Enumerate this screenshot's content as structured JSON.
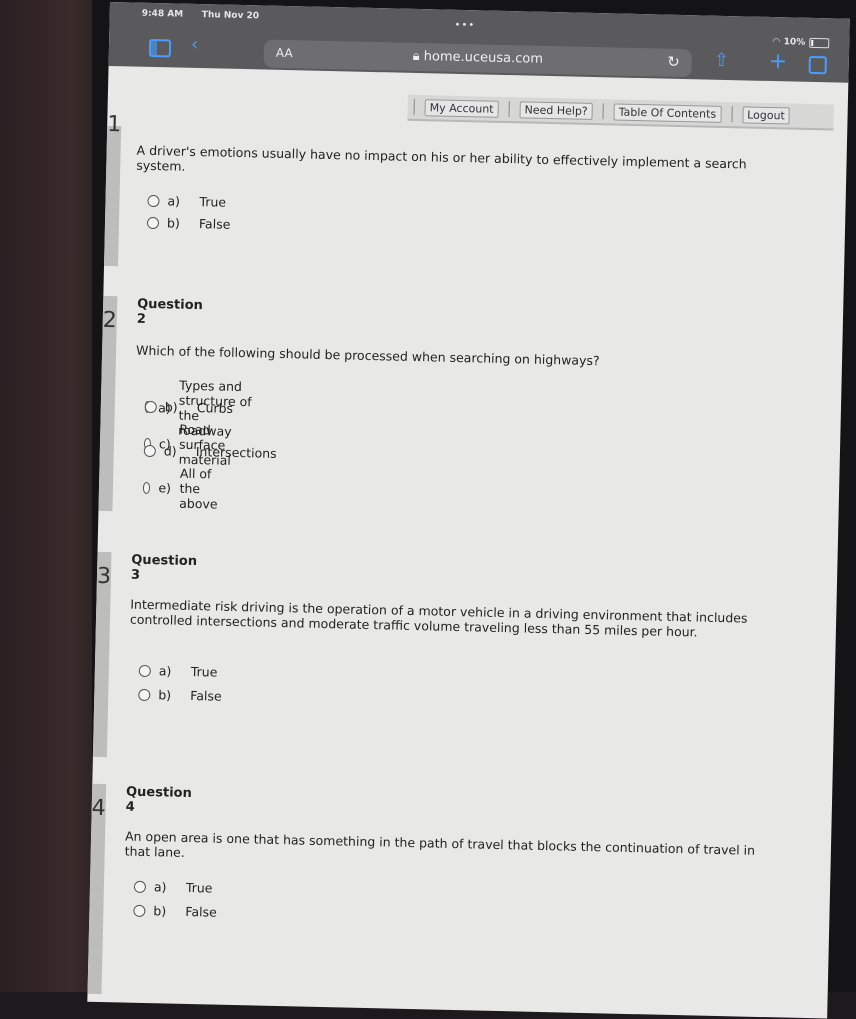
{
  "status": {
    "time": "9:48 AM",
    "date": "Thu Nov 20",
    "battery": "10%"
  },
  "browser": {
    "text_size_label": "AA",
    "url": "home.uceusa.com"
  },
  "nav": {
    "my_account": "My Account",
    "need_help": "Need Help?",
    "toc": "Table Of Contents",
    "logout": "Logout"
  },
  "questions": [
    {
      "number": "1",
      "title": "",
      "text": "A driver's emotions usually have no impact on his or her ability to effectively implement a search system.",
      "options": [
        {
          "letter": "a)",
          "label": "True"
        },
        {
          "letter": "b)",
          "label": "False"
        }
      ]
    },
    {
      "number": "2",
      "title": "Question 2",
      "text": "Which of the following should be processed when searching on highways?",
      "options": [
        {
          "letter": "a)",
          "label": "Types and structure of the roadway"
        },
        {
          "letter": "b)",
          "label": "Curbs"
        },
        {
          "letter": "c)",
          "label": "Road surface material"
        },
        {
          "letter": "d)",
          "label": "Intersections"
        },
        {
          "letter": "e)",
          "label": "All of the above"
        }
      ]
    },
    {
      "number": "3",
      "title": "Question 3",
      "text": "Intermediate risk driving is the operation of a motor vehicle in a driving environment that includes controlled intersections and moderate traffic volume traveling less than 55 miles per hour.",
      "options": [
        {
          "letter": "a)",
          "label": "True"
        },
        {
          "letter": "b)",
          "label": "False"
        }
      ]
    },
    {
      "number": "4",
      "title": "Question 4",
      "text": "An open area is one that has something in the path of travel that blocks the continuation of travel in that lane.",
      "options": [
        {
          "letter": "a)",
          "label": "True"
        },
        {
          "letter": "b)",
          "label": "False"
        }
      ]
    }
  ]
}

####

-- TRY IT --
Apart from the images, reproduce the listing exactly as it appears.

-- ANSWER TO THE PROBLEM --
Enumerate this screenshot's content as structured JSON.
{
  "status": {
    "time": "9:48 AM",
    "date": "Thu Nov 20",
    "battery": "10%"
  },
  "browser": {
    "text_size_label": "AA",
    "url": "home.uceusa.com"
  },
  "nav": {
    "my_account": "My Account",
    "need_help": "Need Help?",
    "toc": "Table Of Contents",
    "logout": "Logout"
  },
  "questions": [
    {
      "number": "1",
      "title": "",
      "text": "A driver's emotions usually have no impact on his or her ability to effectively implement a search system.",
      "options": [
        {
          "letter": "a)",
          "label": "True"
        },
        {
          "letter": "b)",
          "label": "False"
        }
      ]
    },
    {
      "number": "2",
      "title": "Question 2",
      "text": "Which of the following should be processed when searching on highways?",
      "options": [
        {
          "letter": "a)",
          "label": "Types and structure of the roadway"
        },
        {
          "letter": "b)",
          "label": "Curbs"
        },
        {
          "letter": "c)",
          "label": "Road surface material"
        },
        {
          "letter": "d)",
          "label": "Intersections"
        },
        {
          "letter": "e)",
          "label": "All of the above"
        }
      ]
    },
    {
      "number": "3",
      "title": "Question 3",
      "text": "Intermediate risk driving is the operation of a motor vehicle in a driving environment that includes controlled intersections and moderate traffic volume traveling less than 55 miles per hour.",
      "options": [
        {
          "letter": "a)",
          "label": "True"
        },
        {
          "letter": "b)",
          "label": "False"
        }
      ]
    },
    {
      "number": "4",
      "title": "Question 4",
      "text": "An open area is one that has something in the path of travel that blocks the continuation of travel in that lane.",
      "options": [
        {
          "letter": "a)",
          "label": "True"
        },
        {
          "letter": "b)",
          "label": "False"
        }
      ]
    }
  ]
}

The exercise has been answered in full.